I always start with some concepts. Having said this, I am absolutely open to the flow. The process with the model and location inform me on how to adjust the idea and process to get the best pictures possible.
Canon, Nikon, Fuji, Sigma, Olympus, Sony, Pentax...which do you place your bets on and why?
First of all it is not about the camera.
I happen to use Canon, cheapest quality full-frame with quality lenses at the time, and a Leica when I travel. I consider full-frame as rather small since I fell in love with large format during the analogue days. Occasionally I still use a Wista for 4x5inch.
Describe your current equipment: cameras, lenses, computers, accessories...
Again, it is not about the camera.
Having said this, I mainly use a Canon 5D mII with 24mm 1.4, Sigma 50mm 1.4, and a Sigma 90mm 1.4. My travel kit contains a Leica M9 with a range of Summicrons, i.e. 28mm, 35mm, 50mm, and 90mm.
The key thing for the pictures is actually the light. I use studio strobes from Multiblitz, some Canon Speedlights triggered by pocketwizards, and in many cases just available light.
For post-processing I mainly use a Windows Vista 64x box.
What software and plug-ins do you use to retouch and manage your photos?
The software I use to do most of my post-processing is Lightroom, Photoshop and Silver Efex.
What measures do you take to protect your work against Internet piracy?
I cannot disclose this.
However, I think that there are huge issues to be resolved around the concepts of Copyright and Privacy. The internet is a game changer.
Are you a good salesperson of your work? In what should you improve?
I am not a good sales person for my work. There is definitely room for improvement.
Which past masters of photography do you most admire?
Actually that is a very long list. Key ones are of course: Irving Penn, Richard Avedon, Ansel Adams, Edward Weston, Helmut Newton, to name a few.
Are technology and digital retouching reducing the gap between professionals and amateurs?
I think that the answer has to be yes, since it is not clear anymore what key characteristics differentiates the professionals from the amateurs. If it is about the training, or the ability to make a living out of photography? I do not know. Having said that, digital photography and the advance of technology have certainly contributed to this.
What is your team of habitual collaborators like?
I am totally on my own. Occasionally I work with a make-up artist to support with make-up and hair.
With which other photographers do you normally team up with or do sessions with?
I like to work on my own.
Do you consider yourself more technical or more artistic?
Neither, I just try to make beautiful pictures. It is all about getting everything in the right balance.
What have you learned about the art of framing and composition?
Composition is key. At the same time, i.e. during a shoot, it should come completely naturally. There is no time to "think" about it. You can improve by being critical to what you see, but at the time of the shoot, ie. with models, it needs to come to you naturally.
With regard to framing, I have a strong preference for squares and 4x5. 24x35mm is for me too long, it doesn't work for me well.
How does one develop the instinct of knowing when to press the shutter release button?
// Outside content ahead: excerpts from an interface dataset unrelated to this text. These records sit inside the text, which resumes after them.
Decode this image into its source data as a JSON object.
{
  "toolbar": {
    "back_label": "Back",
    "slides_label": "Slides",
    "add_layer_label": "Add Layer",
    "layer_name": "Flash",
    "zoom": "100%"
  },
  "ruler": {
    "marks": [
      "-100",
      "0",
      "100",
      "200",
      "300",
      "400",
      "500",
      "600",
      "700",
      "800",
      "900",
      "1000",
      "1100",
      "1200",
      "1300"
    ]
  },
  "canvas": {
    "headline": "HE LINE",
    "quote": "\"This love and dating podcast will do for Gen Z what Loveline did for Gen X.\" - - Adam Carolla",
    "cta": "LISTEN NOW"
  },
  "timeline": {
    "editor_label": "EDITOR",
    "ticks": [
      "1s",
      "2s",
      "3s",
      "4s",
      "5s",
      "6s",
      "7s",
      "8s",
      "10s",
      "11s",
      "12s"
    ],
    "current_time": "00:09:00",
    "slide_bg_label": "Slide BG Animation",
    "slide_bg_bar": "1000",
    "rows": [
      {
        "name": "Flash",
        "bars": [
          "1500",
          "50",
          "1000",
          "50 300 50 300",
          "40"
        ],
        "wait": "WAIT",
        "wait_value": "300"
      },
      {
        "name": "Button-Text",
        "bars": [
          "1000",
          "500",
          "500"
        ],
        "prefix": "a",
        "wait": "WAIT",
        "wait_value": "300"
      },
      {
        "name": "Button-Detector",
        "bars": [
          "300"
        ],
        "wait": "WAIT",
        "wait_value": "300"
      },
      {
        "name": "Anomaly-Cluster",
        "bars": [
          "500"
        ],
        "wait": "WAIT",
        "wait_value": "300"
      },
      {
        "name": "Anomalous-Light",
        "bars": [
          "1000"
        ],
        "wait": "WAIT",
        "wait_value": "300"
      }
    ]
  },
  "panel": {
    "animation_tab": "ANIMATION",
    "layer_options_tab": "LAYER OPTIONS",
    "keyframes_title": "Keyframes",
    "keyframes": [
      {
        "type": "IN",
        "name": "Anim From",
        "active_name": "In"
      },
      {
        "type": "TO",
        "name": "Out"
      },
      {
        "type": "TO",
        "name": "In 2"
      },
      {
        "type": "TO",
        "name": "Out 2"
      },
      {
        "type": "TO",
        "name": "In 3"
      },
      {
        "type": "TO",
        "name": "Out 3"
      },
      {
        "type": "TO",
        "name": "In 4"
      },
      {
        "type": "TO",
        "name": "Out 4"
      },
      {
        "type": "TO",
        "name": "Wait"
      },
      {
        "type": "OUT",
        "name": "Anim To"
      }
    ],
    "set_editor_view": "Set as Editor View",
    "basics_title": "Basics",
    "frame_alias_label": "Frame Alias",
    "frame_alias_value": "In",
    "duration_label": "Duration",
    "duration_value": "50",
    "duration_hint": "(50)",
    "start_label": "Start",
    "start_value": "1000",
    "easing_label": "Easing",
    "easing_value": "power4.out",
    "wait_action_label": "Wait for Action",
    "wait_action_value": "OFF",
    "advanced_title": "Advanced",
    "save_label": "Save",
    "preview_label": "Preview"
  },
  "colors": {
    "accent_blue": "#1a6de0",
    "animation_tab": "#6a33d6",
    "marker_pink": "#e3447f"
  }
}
Practice, practice, practice and being harsh on your own failures.
When should one use film, and when should one use digital?
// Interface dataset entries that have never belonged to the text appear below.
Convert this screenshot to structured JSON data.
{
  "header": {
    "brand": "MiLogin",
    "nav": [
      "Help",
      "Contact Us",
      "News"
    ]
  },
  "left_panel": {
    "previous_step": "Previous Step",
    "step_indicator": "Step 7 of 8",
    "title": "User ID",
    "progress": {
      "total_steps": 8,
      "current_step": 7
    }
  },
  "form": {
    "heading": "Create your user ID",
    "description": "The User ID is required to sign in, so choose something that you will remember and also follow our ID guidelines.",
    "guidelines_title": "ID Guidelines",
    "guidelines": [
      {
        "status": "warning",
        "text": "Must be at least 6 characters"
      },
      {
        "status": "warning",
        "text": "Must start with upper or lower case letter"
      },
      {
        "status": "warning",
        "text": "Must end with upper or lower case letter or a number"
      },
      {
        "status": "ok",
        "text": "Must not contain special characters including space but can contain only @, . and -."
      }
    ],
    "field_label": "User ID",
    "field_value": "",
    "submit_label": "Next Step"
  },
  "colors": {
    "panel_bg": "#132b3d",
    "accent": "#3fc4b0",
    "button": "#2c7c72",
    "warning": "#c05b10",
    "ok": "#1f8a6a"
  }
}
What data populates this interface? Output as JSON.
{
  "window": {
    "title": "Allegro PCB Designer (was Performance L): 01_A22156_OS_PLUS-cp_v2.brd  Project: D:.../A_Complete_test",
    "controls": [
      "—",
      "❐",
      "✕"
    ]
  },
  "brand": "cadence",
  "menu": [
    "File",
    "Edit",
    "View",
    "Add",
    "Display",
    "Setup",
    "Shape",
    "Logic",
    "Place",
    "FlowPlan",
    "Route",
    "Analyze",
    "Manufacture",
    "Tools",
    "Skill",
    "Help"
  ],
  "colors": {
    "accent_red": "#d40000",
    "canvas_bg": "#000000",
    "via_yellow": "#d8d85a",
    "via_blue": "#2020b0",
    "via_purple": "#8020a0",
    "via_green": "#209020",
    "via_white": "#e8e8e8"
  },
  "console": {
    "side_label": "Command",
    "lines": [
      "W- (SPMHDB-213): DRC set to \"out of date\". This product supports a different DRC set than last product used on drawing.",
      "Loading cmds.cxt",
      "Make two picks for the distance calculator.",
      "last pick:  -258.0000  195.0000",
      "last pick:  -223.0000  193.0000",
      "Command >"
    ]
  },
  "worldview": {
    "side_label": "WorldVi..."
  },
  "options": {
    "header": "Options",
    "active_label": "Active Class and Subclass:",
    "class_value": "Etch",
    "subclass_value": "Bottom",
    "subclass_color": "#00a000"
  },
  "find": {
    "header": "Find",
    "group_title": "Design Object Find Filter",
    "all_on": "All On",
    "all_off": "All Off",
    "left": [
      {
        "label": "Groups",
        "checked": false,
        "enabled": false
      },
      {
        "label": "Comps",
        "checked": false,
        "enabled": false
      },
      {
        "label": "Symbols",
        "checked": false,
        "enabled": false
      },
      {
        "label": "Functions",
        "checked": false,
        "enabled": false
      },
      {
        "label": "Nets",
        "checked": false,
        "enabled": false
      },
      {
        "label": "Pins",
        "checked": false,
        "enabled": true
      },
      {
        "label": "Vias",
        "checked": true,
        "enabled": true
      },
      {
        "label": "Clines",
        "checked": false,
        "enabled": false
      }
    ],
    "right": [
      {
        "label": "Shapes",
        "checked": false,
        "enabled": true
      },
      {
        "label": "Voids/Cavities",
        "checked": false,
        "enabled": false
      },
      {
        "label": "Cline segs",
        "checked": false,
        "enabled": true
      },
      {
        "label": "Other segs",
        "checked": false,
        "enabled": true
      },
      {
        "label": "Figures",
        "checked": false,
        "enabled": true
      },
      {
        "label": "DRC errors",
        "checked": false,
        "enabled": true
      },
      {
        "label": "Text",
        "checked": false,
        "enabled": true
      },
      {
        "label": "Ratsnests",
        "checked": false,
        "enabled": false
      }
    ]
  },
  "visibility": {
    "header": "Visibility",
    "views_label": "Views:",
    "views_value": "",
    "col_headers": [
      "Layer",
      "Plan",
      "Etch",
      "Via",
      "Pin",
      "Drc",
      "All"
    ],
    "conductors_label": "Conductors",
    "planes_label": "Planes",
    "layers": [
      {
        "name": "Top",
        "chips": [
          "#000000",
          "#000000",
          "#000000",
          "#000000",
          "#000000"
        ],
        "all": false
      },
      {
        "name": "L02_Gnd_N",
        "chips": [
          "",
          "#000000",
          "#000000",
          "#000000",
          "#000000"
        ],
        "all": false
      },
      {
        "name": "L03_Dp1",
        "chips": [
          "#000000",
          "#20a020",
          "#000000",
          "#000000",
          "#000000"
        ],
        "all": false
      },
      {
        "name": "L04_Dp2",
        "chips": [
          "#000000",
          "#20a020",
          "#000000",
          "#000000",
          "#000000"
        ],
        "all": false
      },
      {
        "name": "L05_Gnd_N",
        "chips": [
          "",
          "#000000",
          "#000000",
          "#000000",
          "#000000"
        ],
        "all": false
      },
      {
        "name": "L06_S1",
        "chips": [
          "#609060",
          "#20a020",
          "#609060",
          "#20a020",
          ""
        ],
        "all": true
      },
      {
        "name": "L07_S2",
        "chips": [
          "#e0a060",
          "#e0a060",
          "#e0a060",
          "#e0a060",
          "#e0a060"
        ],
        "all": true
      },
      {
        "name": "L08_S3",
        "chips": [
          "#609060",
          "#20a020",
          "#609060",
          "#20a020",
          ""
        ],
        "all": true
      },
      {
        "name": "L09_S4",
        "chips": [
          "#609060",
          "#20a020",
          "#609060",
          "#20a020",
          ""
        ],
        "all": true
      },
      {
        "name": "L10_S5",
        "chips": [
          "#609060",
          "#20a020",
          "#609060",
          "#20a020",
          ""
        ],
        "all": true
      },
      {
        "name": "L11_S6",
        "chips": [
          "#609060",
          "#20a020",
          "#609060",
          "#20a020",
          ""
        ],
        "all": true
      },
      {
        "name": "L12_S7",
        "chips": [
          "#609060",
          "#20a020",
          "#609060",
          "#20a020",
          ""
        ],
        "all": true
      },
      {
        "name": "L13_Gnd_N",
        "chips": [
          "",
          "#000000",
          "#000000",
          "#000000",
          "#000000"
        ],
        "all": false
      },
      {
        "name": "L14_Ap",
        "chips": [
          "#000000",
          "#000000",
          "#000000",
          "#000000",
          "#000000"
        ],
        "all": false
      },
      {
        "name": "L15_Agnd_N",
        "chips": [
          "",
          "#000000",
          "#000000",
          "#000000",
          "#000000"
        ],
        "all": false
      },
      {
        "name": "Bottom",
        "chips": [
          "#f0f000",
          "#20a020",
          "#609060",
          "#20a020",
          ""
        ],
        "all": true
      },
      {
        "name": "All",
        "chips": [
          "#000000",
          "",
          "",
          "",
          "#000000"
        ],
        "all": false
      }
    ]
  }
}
It is like with cooking. Certain dishes take time to get to the full flavour. Also, it is a different process. I find this kind of slow cooking still extremely good for portraits, fine art nudes and landscapes. But the key thing is that one needs time to do it right. (BTW, I occasionally only use B&W 4x5 inch for "slow cooking". It is a wonderfull process.)
Does photography have the recognition that it should have in contemporary art museums?
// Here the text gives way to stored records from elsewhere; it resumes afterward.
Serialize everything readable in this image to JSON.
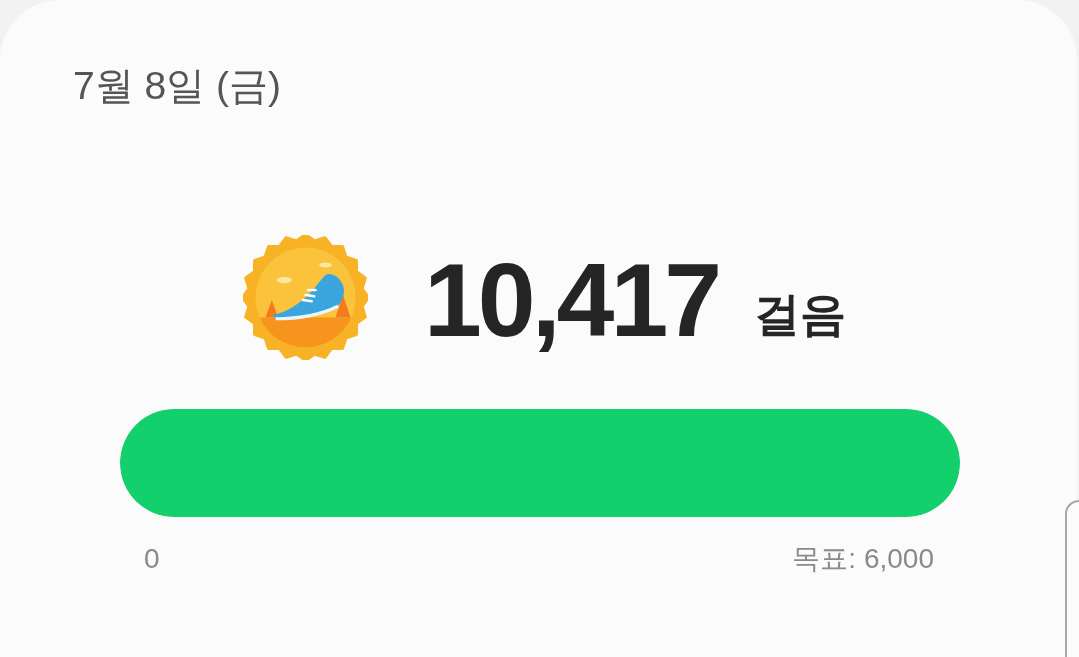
{
  "date": "7월 8일 (금)",
  "steps": {
    "value": "10,417",
    "unit": "걸음"
  },
  "progress": {
    "level": 1,
    "min_label": "0",
    "goal_label": "목표: 6,000"
  }
}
Yes, I guess it the right recognition these days.
Which websites for photographers do you frequently visit?
See for this the list on my site: http://infocast.nl/photographers/
Is there any particular technique that you could share?
Photography of people is about communication. The key thing is to communicate. The rest is easy.
Barend Jan de Jong
Rotterdam, The Netherlands